BEGIN Input data

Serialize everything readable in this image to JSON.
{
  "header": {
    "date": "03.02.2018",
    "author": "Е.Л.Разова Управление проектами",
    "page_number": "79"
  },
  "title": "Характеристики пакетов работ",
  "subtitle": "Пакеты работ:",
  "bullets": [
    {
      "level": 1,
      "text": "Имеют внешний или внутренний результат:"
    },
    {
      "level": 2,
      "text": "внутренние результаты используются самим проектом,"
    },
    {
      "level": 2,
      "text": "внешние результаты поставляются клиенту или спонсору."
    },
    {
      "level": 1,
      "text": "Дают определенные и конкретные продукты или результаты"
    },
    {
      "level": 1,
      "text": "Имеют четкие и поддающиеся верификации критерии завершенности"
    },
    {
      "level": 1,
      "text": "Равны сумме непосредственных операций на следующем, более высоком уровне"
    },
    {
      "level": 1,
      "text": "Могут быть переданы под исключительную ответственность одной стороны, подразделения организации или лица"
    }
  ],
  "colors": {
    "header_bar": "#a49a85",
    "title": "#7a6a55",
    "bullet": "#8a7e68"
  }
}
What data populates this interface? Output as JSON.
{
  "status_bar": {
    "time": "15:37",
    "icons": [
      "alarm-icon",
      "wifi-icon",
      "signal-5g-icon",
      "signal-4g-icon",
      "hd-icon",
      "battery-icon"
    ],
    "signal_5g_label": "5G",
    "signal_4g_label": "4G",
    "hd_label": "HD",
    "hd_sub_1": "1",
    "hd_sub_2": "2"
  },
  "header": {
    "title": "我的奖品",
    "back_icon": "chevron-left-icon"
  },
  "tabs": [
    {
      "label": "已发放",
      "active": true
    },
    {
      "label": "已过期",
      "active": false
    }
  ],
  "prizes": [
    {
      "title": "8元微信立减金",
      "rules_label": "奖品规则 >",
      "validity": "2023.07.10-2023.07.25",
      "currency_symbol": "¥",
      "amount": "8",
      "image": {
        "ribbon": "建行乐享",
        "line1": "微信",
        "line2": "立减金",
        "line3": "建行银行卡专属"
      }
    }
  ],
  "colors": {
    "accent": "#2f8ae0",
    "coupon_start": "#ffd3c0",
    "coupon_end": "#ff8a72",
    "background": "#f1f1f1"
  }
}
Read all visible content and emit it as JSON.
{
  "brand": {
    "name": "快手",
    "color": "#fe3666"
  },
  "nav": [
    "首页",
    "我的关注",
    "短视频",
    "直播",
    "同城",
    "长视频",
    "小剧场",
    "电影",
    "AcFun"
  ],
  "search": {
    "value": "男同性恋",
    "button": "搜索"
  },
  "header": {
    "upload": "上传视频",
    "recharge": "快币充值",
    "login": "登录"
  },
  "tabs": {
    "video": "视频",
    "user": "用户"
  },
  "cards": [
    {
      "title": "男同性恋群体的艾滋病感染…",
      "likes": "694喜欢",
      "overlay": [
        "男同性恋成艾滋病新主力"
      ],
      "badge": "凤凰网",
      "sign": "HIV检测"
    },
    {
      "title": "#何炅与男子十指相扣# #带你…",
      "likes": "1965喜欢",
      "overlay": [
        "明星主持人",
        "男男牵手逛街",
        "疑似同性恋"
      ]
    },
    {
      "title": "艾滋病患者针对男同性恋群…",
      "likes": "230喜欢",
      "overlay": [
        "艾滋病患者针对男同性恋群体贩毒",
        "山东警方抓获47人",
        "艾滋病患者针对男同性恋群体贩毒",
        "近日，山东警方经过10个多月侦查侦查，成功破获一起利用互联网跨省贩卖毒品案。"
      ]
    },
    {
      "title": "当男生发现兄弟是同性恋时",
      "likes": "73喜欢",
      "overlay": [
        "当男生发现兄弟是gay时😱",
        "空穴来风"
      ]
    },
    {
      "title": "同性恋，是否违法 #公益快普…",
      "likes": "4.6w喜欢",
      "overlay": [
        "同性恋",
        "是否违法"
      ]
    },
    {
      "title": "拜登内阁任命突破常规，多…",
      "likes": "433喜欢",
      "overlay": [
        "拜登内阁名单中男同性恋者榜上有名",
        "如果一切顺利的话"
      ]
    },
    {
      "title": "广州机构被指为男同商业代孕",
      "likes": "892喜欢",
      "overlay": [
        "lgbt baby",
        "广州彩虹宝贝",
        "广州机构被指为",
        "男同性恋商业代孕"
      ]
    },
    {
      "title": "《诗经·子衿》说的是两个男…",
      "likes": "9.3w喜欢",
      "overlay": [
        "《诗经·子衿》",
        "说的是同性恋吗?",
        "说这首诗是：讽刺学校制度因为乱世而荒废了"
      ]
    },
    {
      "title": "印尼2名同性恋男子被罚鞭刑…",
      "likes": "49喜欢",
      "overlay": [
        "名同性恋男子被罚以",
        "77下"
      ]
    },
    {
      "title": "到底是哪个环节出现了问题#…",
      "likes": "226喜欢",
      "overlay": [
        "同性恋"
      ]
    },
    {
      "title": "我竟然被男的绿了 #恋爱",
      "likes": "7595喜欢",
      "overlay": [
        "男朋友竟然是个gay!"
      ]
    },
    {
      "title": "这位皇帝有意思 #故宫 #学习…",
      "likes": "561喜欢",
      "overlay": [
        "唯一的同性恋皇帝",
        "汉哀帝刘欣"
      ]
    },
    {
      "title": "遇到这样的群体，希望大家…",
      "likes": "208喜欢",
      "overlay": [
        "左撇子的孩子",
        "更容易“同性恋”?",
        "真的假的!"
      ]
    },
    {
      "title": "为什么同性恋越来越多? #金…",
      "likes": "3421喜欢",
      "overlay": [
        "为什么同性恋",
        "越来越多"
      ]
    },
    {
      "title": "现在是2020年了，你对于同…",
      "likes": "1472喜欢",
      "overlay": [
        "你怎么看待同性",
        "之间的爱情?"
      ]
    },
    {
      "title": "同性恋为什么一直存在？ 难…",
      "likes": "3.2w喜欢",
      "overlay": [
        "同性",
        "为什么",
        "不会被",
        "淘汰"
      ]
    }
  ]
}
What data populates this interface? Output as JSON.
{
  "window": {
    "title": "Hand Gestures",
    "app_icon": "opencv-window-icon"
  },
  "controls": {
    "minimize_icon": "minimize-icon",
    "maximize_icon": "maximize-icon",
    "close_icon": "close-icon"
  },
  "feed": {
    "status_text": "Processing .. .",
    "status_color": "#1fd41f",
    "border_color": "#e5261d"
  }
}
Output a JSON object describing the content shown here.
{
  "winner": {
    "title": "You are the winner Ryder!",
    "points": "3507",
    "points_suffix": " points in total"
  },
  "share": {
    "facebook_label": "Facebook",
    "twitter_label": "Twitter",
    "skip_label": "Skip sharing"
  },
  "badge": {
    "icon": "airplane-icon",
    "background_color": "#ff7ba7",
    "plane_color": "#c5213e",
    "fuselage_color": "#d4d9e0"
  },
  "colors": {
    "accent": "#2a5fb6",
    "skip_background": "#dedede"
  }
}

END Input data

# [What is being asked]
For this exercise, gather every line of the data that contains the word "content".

# [Answer]
Read all visible content and emit it as JSON.
Output a JSON object describing the content shown here.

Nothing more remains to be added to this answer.